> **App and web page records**
****************************************
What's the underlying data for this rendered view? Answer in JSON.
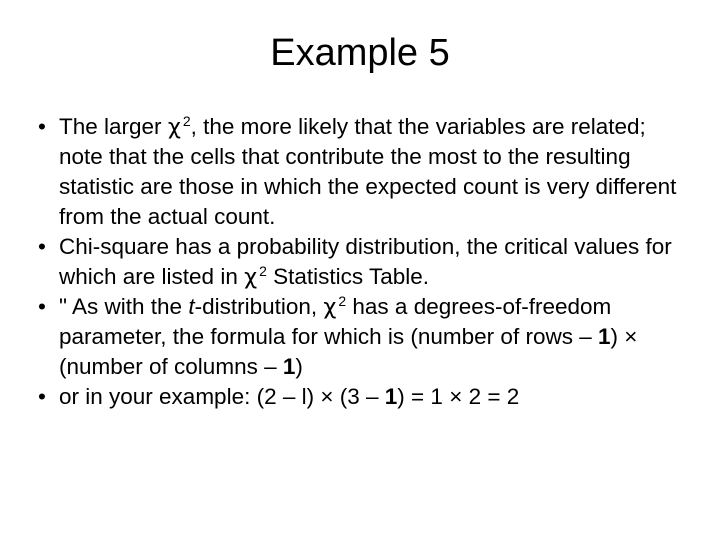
{
  "slide": {
    "title": "Example 5",
    "bullet_marker": "•",
    "bullets": [
      {
        "id": "bullet-1",
        "text": "The larger χ 2, the more likely that the variables are related; note that the cells that contribute the most to the resulting statistic are those in which the expected count is very different from the actual count.",
        "parts": [
          {
            "t": "The larger ",
            "style": "normal"
          },
          {
            "t": "χ",
            "style": "chi"
          },
          {
            "t": "2",
            "style": "sup"
          },
          {
            "t": ", the more likely that the variables are related; note that the cells that contribute the most to the resulting statistic are those in which the expected count is very different from the actual count.",
            "style": "normal"
          }
        ]
      },
      {
        "id": "bullet-2",
        "text": "Chi-square has a probability distribution, the critical values for which are listed in χ 2  Statistics Table.",
        "parts": [
          {
            "t": "Chi-square has a probability distribution, the critical values for which are listed in ",
            "style": "normal"
          },
          {
            "t": "χ",
            "style": "chi"
          },
          {
            "t": "2",
            "style": "sup"
          },
          {
            "t": "  Statistics Table.",
            "style": "normal"
          }
        ]
      },
      {
        "id": "bullet-3",
        "text": "\" As with the t-distribution, χ 2 has a degrees-of-freedom parameter, the formula for which is (number of rows – 1) × (number of columns – 1)",
        "parts": [
          {
            "t": "\" As with the ",
            "style": "normal"
          },
          {
            "t": "t",
            "style": "italic"
          },
          {
            "t": "-distribution, ",
            "style": "normal"
          },
          {
            "t": "χ",
            "style": "chi"
          },
          {
            "t": "2",
            "style": "sup"
          },
          {
            "t": " has a degrees-of-freedom parameter, the formula for which is (number of rows – ",
            "style": "normal"
          },
          {
            "t": "1",
            "style": "bold"
          },
          {
            "t": ") × (number of columns – ",
            "style": "normal"
          },
          {
            "t": "1",
            "style": "bold"
          },
          {
            "t": ")",
            "style": "normal"
          }
        ]
      },
      {
        "id": "bullet-4",
        "text": "or in your example: (2 – l) × (3 – 1) = 1 × 2 = 2",
        "parts": [
          {
            "t": "or in your example: (2 – l) × (3 – ",
            "style": "normal"
          },
          {
            "t": "1",
            "style": "bold"
          },
          {
            "t": ") = 1 × 2 = 2",
            "style": "normal"
          }
        ]
      }
    ]
  },
  "colors": {
    "background": "#ffffff",
    "text": "#000000"
  }
}
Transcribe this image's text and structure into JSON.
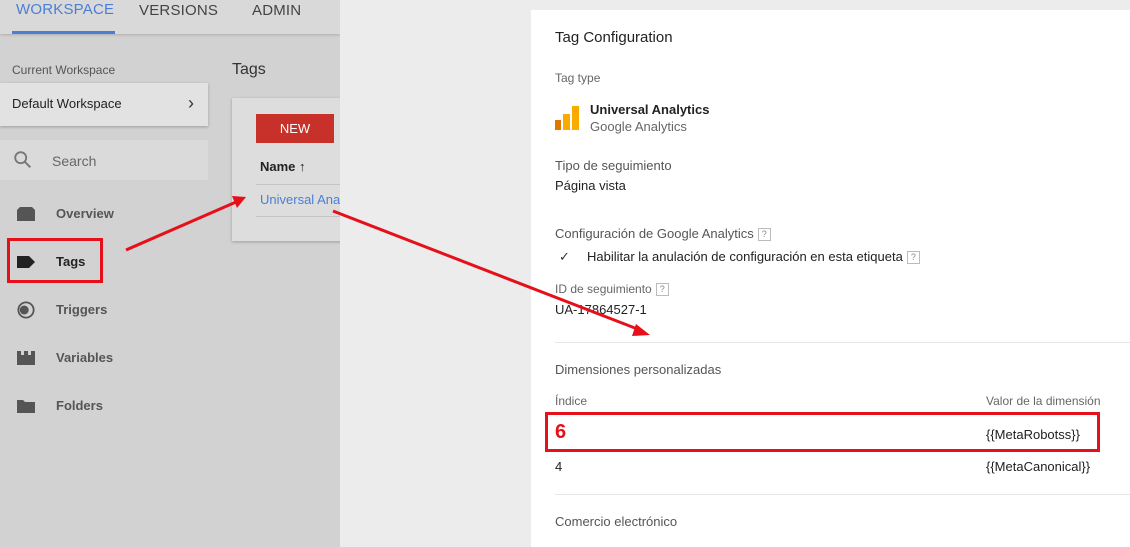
{
  "topnav": {
    "tabs": [
      {
        "label": "WORKSPACE",
        "active": true
      },
      {
        "label": "VERSIONS",
        "active": false
      },
      {
        "label": "ADMIN",
        "active": false
      }
    ]
  },
  "sidebar": {
    "current_workspace_label": "Current Workspace",
    "workspace_name": "Default Workspace",
    "search_placeholder": "Search",
    "items": [
      {
        "label": "Overview",
        "icon": "overview-icon"
      },
      {
        "label": "Tags",
        "icon": "tag-icon",
        "selected": true
      },
      {
        "label": "Triggers",
        "icon": "trigger-icon"
      },
      {
        "label": "Variables",
        "icon": "variables-icon"
      },
      {
        "label": "Folders",
        "icon": "folder-icon"
      }
    ]
  },
  "tags": {
    "title": "Tags",
    "new_button": "NEW",
    "column_name": "Name",
    "rows": [
      "Universal Ana"
    ]
  },
  "panel": {
    "title": "Tag Configuration",
    "tag_type_label": "Tag type",
    "tag_type_name": "Universal Analytics",
    "tag_type_vendor": "Google Analytics",
    "tracking_type_label": "Tipo de seguimiento",
    "tracking_type_value": "Página vista",
    "ga_settings_label": "Configuración de Google Analytics",
    "override_label": "Habilitar la anulación de configuración en esta etiqueta",
    "tracking_id_label": "ID de seguimiento",
    "tracking_id_value": "UA-17864527-1",
    "custom_dimensions_label": "Dimensiones personalizadas",
    "col_index": "Índice",
    "col_value": "Valor de la dimensión",
    "dimensions": [
      {
        "index": "6",
        "value": "{{MetaRobotss}}"
      },
      {
        "index": "4",
        "value": "{{MetaCanonical}}"
      }
    ],
    "ecommerce_label": "Comercio electrónico"
  },
  "colors": {
    "accent": "#4a7fd6",
    "new_button": "#c8302a",
    "annotation": "#e5101a",
    "ua_orange": "#f9ab00",
    "ua_orange_dark": "#e37400"
  }
}
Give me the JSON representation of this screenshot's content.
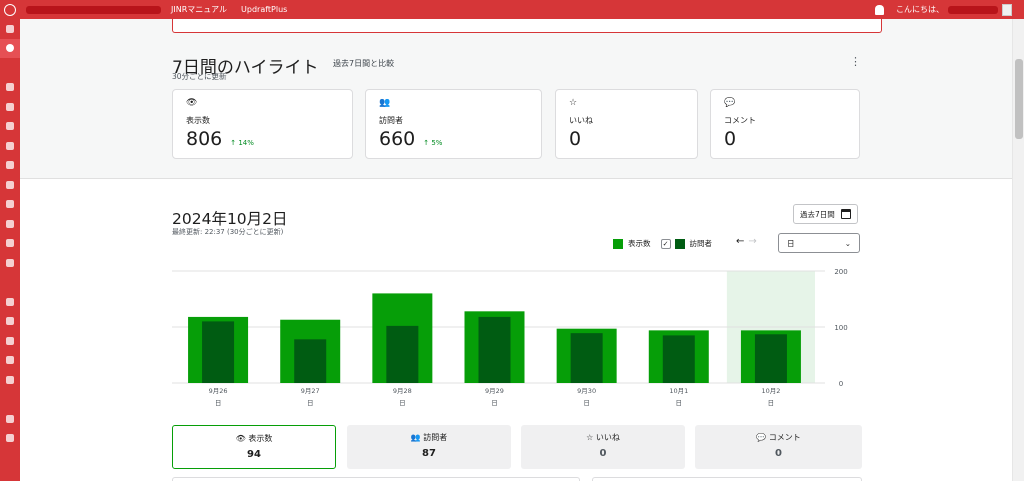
{
  "adminbar": {
    "items": [
      "JINRマニュアル",
      "UpdraftPlus"
    ],
    "greeting": "こんにちは、"
  },
  "highlights": {
    "title": "7日間のハイライト",
    "compare": "過去7日間と比較",
    "subtitle": "30分ごとに更新",
    "more_icon": "⋮",
    "cards": [
      {
        "icon": "👁",
        "label": "表示数",
        "value": "806",
        "change": "↑ 14%"
      },
      {
        "icon": "👥",
        "label": "訪問者",
        "value": "660",
        "change": "↑ 5%"
      },
      {
        "icon": "☆",
        "label": "いいね",
        "value": "0",
        "change": ""
      },
      {
        "icon": "💬",
        "label": "コメント",
        "value": "0",
        "change": ""
      }
    ]
  },
  "stats": {
    "date_title": "2024年10月2日",
    "updated": "最終更新: 22:37 (30分ごとに更新)",
    "period_button": "過去7日間",
    "legend": {
      "views": "表示数",
      "visitors": "訪問者"
    },
    "arrows": {
      "prev": "←",
      "next": "→"
    },
    "unit": "日",
    "colors": {
      "views": "#069e08",
      "visitors": "#005c12",
      "highlight": "#e6f4e8"
    }
  },
  "chart_data": {
    "type": "bar",
    "categories": [
      "9月26",
      "9月27",
      "9月28",
      "9月29",
      "9月30",
      "10月1",
      "10月2"
    ],
    "sublabels": [
      "日",
      "日",
      "日",
      "日",
      "日",
      "日",
      "日"
    ],
    "series": [
      {
        "name": "表示数",
        "values": [
          118,
          113,
          160,
          128,
          97,
          94,
          94
        ]
      },
      {
        "name": "訪問者",
        "values": [
          110,
          78,
          102,
          118,
          89,
          85,
          87
        ]
      }
    ],
    "yticks": [
      0,
      100,
      200
    ],
    "ylim": [
      0,
      200
    ],
    "highlight_index": 6
  },
  "tabs": [
    {
      "icon": "👁",
      "label": "表示数",
      "value": "94",
      "selected": true
    },
    {
      "icon": "👥",
      "label": "訪問者",
      "value": "87",
      "selected": false
    },
    {
      "icon": "☆",
      "label": "いいね",
      "value": "0",
      "selected": false
    },
    {
      "icon": "💬",
      "label": "コメント",
      "value": "0",
      "selected": false
    }
  ]
}
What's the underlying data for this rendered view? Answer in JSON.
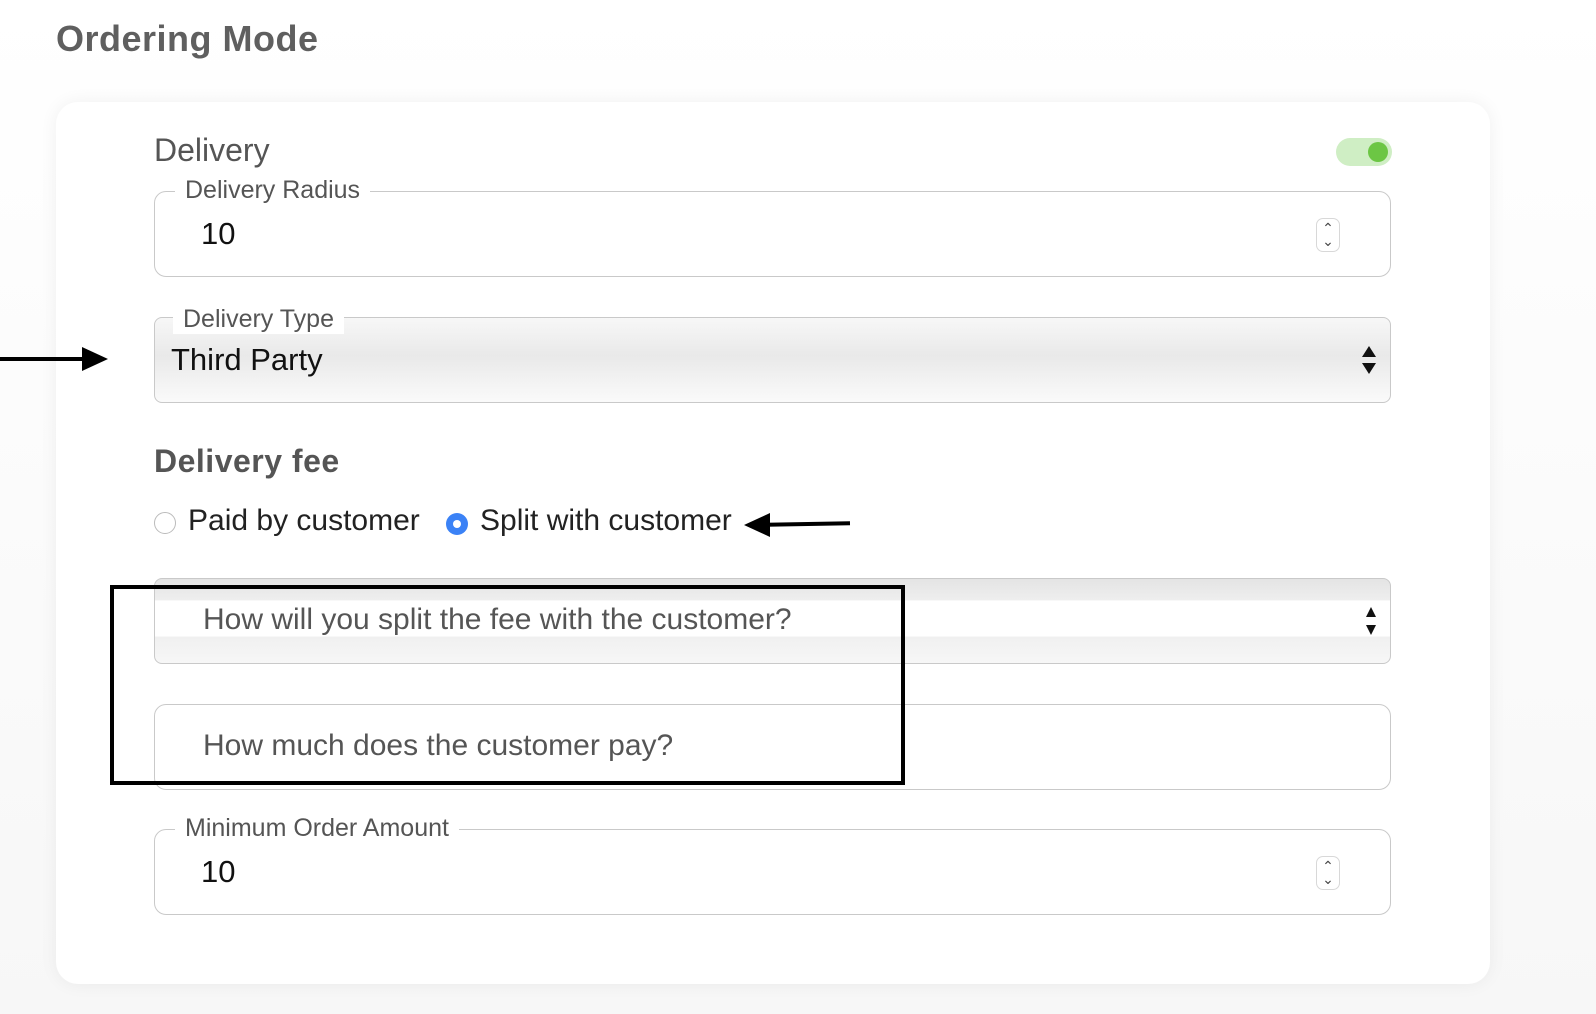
{
  "page": {
    "title": "Ordering Mode"
  },
  "delivery": {
    "label": "Delivery",
    "enabled": true,
    "toggle_color": "#6cc644",
    "radius": {
      "label": "Delivery Radius",
      "value": "10"
    },
    "type": {
      "label": "Delivery Type",
      "value": "Third Party"
    },
    "fee": {
      "title": "Delivery fee",
      "options": [
        {
          "label": "Paid by customer",
          "selected": false
        },
        {
          "label": "Split with customer",
          "selected": true
        }
      ],
      "split_placeholder": "How will you split the fee with the customer?",
      "customer_pays_placeholder": "How much does the customer pay?"
    },
    "min_order": {
      "label": "Minimum Order Amount",
      "value": "10"
    }
  },
  "colors": {
    "accent": "#3b82f6",
    "toggle_track": "#cfeec4"
  }
}
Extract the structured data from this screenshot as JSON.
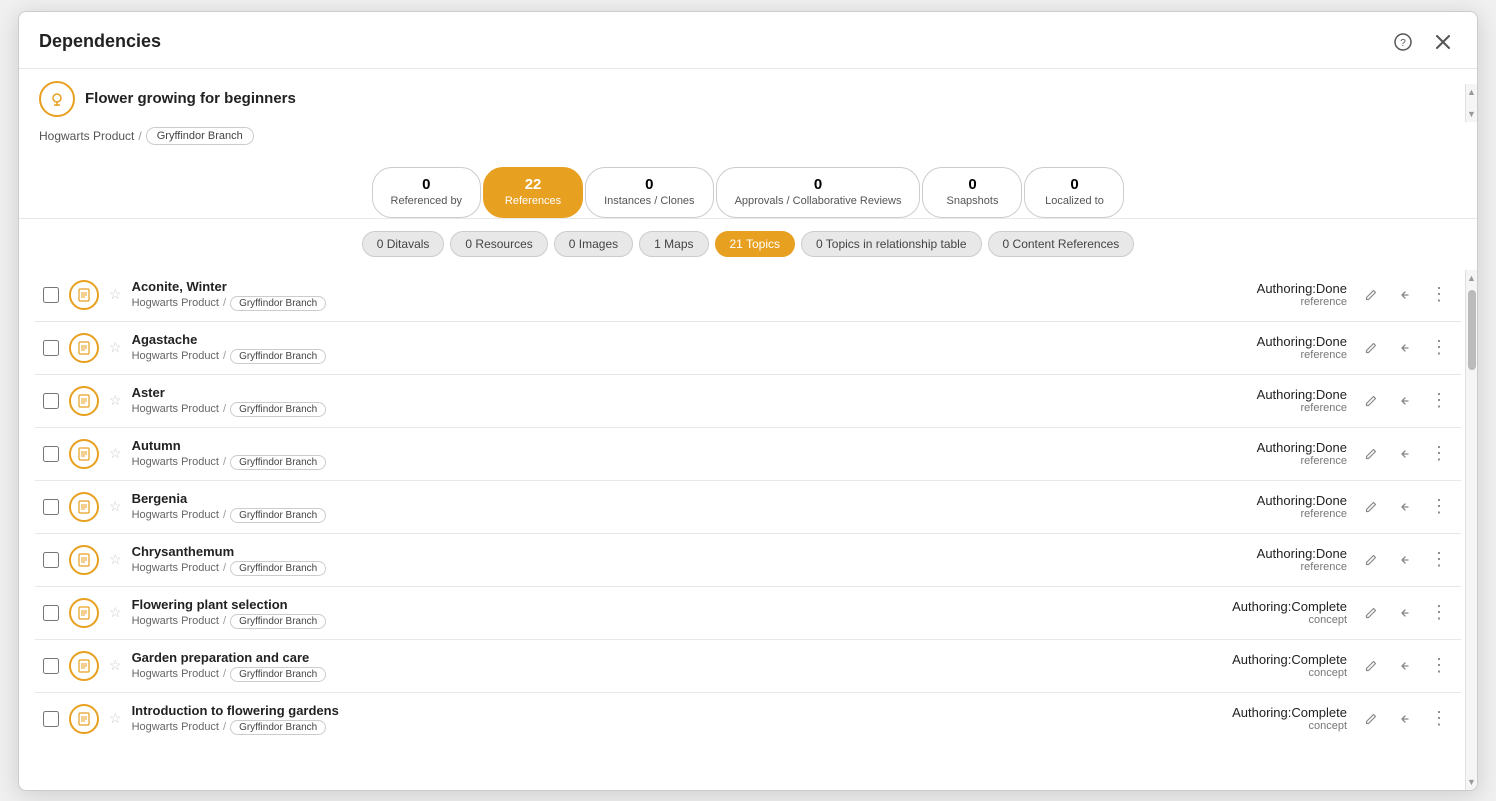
{
  "modal": {
    "title": "Dependencies",
    "help_icon": "?",
    "close_icon": "✕"
  },
  "document": {
    "title": "Flower growing for beginners",
    "icon_symbol": "☻",
    "breadcrumb_prefix": "Hogwarts Product",
    "breadcrumb_sep": "/",
    "branch": "Gryffindor Branch"
  },
  "tabs": [
    {
      "count": "0",
      "label": "Referenced by",
      "active": false
    },
    {
      "count": "22",
      "label": "References",
      "active": true
    },
    {
      "count": "0",
      "label": "Instances / Clones",
      "active": false
    },
    {
      "count": "0",
      "label": "Approvals / Collaborative Reviews",
      "active": false
    },
    {
      "count": "0",
      "label": "Snapshots",
      "active": false
    },
    {
      "count": "0",
      "label": "Localized to",
      "active": false
    }
  ],
  "filter_tabs": [
    {
      "label": "0 Ditavals",
      "active": false
    },
    {
      "label": "0 Resources",
      "active": false
    },
    {
      "label": "0 Images",
      "active": false
    },
    {
      "label": "1 Maps",
      "active": false
    },
    {
      "label": "21 Topics",
      "active": true
    },
    {
      "label": "0 Topics in relationship table",
      "active": false
    },
    {
      "label": "0 Content References",
      "active": false
    }
  ],
  "items": [
    {
      "name": "Aconite, Winter",
      "path_prefix": "Hogwarts Product",
      "branch": "Gryffindor Branch",
      "status": "Authoring:Done",
      "type": "reference"
    },
    {
      "name": "Agastache",
      "path_prefix": "Hogwarts Product",
      "branch": "Gryffindor Branch",
      "status": "Authoring:Done",
      "type": "reference"
    },
    {
      "name": "Aster",
      "path_prefix": "Hogwarts Product",
      "branch": "Gryffindor Branch",
      "status": "Authoring:Done",
      "type": "reference"
    },
    {
      "name": "Autumn",
      "path_prefix": "Hogwarts Product",
      "branch": "Gryffindor Branch",
      "status": "Authoring:Done",
      "type": "reference"
    },
    {
      "name": "Bergenia",
      "path_prefix": "Hogwarts Product",
      "branch": "Gryffindor Branch",
      "status": "Authoring:Done",
      "type": "reference"
    },
    {
      "name": "Chrysanthemum",
      "path_prefix": "Hogwarts Product",
      "branch": "Gryffindor Branch",
      "status": "Authoring:Done",
      "type": "reference"
    },
    {
      "name": "Flowering plant selection",
      "path_prefix": "Hogwarts Product",
      "branch": "Gryffindor Branch",
      "status": "Authoring:Complete",
      "type": "concept"
    },
    {
      "name": "Garden preparation and care",
      "path_prefix": "Hogwarts Product",
      "branch": "Gryffindor Branch",
      "status": "Authoring:Complete",
      "type": "concept"
    },
    {
      "name": "Introduction to flowering gardens",
      "path_prefix": "Hogwarts Product",
      "branch": "Gryffindor Branch",
      "status": "Authoring:Complete",
      "type": "concept"
    }
  ],
  "icons": {
    "edit": "✎",
    "back_arrow": "←",
    "more": "⋮",
    "star_empty": "☆",
    "doc": "≡"
  }
}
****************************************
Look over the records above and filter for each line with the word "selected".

> **TASK OUTPUT**
        "selected": true
      "selected": true
      "selected": false
      "selected": false
      "selected": false
          "selected": false
          "selected": true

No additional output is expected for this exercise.